The opening Finlandia was amazing!! The best they’d played it: dark, passionate, energetic and rousingly patriotic. It was probably my favourite piece of the night. The double concerto went surprisingly well too with the orchestra responding very well to tempo fluctuations that happen in concerto performances. Everyone was watching and listening. After a performance of a Schubert string quartet and a Brahms trio, we closed the first half with Elgar’s Nimrod. We had a running gag going in rehearsals where each week we played it slower than the last. We didn’t beat our record at the concert, but boy it felt great. I love conducting that one without a baton: it feels so good from my finger tips to my core.
The second second half contained some really challenging material, especially for the winds. Despite this, the orchestra still played very well. Peer Gynt had so many great moments, including the ending, and the Trisch-Trasch Polka practically played itself. The Great Gate of Kiev was amazing as well: the ending was so majestic and grand. It was a fantastic ending to the concert.
We were all riding a HUGE high after the concert. It was such an amazing accomplishment for everyone, and was really enjoyed by the audience. I don’t know if I could gush enough about how well itwent. No exaggeration.
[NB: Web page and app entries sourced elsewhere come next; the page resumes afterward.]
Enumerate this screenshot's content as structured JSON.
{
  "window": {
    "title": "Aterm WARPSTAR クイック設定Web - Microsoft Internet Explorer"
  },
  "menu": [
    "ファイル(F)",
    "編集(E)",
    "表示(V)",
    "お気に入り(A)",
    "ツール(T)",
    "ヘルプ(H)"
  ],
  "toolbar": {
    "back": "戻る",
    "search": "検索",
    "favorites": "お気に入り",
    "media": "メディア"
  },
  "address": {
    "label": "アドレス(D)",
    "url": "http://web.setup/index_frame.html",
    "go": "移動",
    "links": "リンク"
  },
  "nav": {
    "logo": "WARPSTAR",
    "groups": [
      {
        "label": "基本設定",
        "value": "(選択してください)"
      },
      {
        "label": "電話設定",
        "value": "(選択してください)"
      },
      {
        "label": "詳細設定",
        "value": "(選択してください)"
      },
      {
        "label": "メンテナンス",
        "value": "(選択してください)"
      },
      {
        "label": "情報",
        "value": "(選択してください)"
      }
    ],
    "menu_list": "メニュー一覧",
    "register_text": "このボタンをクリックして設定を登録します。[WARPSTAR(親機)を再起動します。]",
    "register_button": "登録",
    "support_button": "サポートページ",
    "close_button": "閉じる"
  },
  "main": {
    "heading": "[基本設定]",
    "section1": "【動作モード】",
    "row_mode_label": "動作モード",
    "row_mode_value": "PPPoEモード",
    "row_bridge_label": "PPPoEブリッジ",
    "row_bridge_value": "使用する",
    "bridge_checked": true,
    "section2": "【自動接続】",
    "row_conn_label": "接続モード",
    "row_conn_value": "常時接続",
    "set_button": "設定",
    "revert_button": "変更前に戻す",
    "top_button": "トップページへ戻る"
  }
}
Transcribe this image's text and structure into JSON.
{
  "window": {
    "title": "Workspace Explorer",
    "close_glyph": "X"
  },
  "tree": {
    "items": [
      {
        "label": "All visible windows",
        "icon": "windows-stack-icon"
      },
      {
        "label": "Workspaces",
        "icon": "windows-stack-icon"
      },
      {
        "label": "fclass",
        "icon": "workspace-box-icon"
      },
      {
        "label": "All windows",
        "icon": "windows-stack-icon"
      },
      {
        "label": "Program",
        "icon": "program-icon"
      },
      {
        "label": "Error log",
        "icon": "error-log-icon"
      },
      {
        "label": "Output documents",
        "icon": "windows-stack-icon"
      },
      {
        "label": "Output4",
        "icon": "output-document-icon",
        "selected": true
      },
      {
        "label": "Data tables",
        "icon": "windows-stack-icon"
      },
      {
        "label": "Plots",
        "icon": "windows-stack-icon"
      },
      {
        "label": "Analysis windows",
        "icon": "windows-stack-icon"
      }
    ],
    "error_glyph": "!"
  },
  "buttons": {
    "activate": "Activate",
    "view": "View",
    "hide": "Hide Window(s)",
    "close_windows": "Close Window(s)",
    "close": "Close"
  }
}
No there’s talk about collaborations with choirs, a Summer Festival performance and an Opera Extravaganza evening. I’ve already submitted a draft program for the spring, which includes some baroque, classical and big romantic numbers. We’re already looking forward to the next concert.
A new concert season is well underway and I’ve finally got a minute, or weekend even, to post as update. As usual, there’s lots going on: a few gigs already, including the best Highlands Swing Band gig ever at Camp Wanakita. The chemistry and the acoustics were undeniable!! Blam!!
But the big thing new for me is conducting the new Highlands Chamber Orchestra! Wow. It’s a lot of fun! Glen Carter conducted the inaugural concert in the spring and now I’ve got the reigns. It’s such a fantastic musical and learning experience for me. We’re performing Finlandia, the Great Gate of Kiev (from Pictures at an Exhibition, Tushmalov’s version), Peer Gynt and a double concerto by Bruch for clarinet and viola. The concert is November 18th in Haliburton village.
Finally, Orchestra Toronto has expanded their season this year to include two additional concert which are repeats of the first and third programs. The year’s highlight for me is Tchaik 4 in February (and one of the repeated concerts which is great). For the first concert, I’m included in a piece call Morceau Symphonique from Franck’s Rédemption. Not a blockbuster, for sure, but a catchy tune and a chance to play some high stuff on my Eb – in unison with trombones. I’m going to post a separate entry on that piece alone as part of my series of rep for tuba. Keep an eye out for that in the next few days.
Oh — a final thought on Montréal: I was genuinely shocked to find out the Canadian audition yielded no winner. It’s gone international. I could have continued to practice for it! Lol